“Consent” is a word with many meanings. In data protection it’s something like “a signal that an individual agrees to data being used”. But in political theory “consent to be governed” is something very different. A panel at the PrivSec Global conference suggested that the latter – also referred to as the “social contract” – […]
Month: September 2021
Schrems II: pragmatism or uncertainty?
A fascinating panel at the PrivSec Global conference looked at how individual courts and regulators have responded to the Schrems II decision on international transfers of personal data. That decision, and the subsequent guidance from the European Data Protection Board, aimed to establish a consistent regime for transferring personal data from the EEA to external […]
Information Sharing in Emergencies
The Information Commissioner’s new blog post explains how Data Protection law should be seen as a guide to when and how to share information in emergencies, not an obstacle to such sharing. In health emergencies three provisions are most likely to be relevant: Explicit Consent (GDPR Art.9(2)(a)): where an individual chooses to disclose information, such […]
A fascinating discussion at today’s QMUL/SCL/WorldBank event on AI Ethics and Regulations on how we should develop such ethics and regulations. There was general agreement that an ethical approach is essential if any new technology is to be trusted; also, probably, that researchers and developers should lead this through professionalising their practice. First steps are […]

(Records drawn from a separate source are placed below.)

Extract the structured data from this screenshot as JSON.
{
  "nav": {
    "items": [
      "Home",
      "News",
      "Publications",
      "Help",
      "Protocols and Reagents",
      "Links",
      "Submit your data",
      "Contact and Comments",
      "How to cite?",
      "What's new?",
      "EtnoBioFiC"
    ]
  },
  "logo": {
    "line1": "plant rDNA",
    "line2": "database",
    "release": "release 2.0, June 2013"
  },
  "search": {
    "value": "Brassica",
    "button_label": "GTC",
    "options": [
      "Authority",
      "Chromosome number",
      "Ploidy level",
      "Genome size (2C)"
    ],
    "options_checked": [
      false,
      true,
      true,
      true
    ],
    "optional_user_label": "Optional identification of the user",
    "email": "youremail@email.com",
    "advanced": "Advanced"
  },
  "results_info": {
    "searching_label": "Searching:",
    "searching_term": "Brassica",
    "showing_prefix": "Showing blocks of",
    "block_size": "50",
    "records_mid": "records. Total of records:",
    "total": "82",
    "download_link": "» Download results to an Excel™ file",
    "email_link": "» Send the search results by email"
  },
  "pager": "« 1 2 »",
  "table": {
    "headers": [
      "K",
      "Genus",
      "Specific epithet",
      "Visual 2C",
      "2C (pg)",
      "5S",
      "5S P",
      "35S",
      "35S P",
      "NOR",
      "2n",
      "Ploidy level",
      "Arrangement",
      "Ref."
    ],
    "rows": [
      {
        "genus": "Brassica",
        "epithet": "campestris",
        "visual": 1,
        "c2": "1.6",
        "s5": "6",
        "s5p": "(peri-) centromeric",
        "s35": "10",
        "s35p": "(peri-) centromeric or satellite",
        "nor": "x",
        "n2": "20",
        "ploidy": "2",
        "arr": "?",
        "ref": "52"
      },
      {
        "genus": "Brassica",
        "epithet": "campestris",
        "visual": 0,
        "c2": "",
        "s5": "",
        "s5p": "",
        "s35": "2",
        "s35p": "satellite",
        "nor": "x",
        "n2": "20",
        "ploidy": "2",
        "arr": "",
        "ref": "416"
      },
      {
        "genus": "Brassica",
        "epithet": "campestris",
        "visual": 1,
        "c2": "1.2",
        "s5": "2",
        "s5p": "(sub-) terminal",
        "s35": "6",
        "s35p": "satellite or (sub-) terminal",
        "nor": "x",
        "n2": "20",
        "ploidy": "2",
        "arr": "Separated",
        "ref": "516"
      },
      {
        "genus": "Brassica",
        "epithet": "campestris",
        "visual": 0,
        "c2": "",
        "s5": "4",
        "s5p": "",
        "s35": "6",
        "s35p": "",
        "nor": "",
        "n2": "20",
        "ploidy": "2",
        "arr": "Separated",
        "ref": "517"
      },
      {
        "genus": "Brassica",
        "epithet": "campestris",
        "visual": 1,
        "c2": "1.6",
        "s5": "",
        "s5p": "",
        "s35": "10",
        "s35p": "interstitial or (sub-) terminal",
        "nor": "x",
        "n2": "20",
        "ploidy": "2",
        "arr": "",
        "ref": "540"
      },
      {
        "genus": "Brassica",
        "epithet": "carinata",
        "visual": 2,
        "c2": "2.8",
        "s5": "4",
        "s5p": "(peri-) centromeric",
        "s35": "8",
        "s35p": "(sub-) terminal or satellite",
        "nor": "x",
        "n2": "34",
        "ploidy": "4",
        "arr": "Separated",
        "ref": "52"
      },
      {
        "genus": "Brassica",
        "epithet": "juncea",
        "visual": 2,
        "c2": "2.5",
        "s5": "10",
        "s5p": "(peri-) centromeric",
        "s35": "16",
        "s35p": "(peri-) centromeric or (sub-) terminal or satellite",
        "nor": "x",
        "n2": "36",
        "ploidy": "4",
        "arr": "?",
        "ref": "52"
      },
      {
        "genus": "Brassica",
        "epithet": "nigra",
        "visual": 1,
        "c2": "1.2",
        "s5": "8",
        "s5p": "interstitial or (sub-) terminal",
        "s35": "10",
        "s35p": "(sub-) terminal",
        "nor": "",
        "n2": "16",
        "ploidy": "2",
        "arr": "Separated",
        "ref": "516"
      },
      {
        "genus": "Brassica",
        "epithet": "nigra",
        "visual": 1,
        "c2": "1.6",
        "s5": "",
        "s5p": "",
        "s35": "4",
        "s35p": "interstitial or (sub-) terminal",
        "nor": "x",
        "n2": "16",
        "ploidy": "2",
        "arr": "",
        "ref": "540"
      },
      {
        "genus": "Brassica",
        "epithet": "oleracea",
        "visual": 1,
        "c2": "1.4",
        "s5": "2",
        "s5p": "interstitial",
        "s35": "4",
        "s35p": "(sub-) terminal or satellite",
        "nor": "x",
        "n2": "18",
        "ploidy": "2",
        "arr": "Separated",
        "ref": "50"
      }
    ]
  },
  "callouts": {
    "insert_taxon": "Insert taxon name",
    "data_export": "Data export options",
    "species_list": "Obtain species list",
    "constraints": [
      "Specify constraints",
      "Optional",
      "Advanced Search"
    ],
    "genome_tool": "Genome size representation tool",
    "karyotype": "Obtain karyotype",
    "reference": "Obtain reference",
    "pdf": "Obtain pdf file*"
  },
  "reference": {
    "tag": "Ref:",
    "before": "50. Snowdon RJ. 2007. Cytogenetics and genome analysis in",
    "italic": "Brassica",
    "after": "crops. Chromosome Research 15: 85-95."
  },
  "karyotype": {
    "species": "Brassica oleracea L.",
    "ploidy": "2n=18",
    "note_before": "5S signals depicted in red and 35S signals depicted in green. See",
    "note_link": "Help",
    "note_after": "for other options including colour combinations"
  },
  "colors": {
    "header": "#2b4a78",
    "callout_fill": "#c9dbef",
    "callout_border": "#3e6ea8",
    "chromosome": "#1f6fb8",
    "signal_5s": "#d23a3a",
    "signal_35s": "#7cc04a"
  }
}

[UPDATE: slides from my TF-CSIRT presentation are now available] Several years ago I wrote a paper on using the GDPR to decide when the benefits of sharing information among network defenders outweighed the risks. That used the Legitimate Interests balancing test to compare the expected benefits – in improving the security of accounts, systems or […]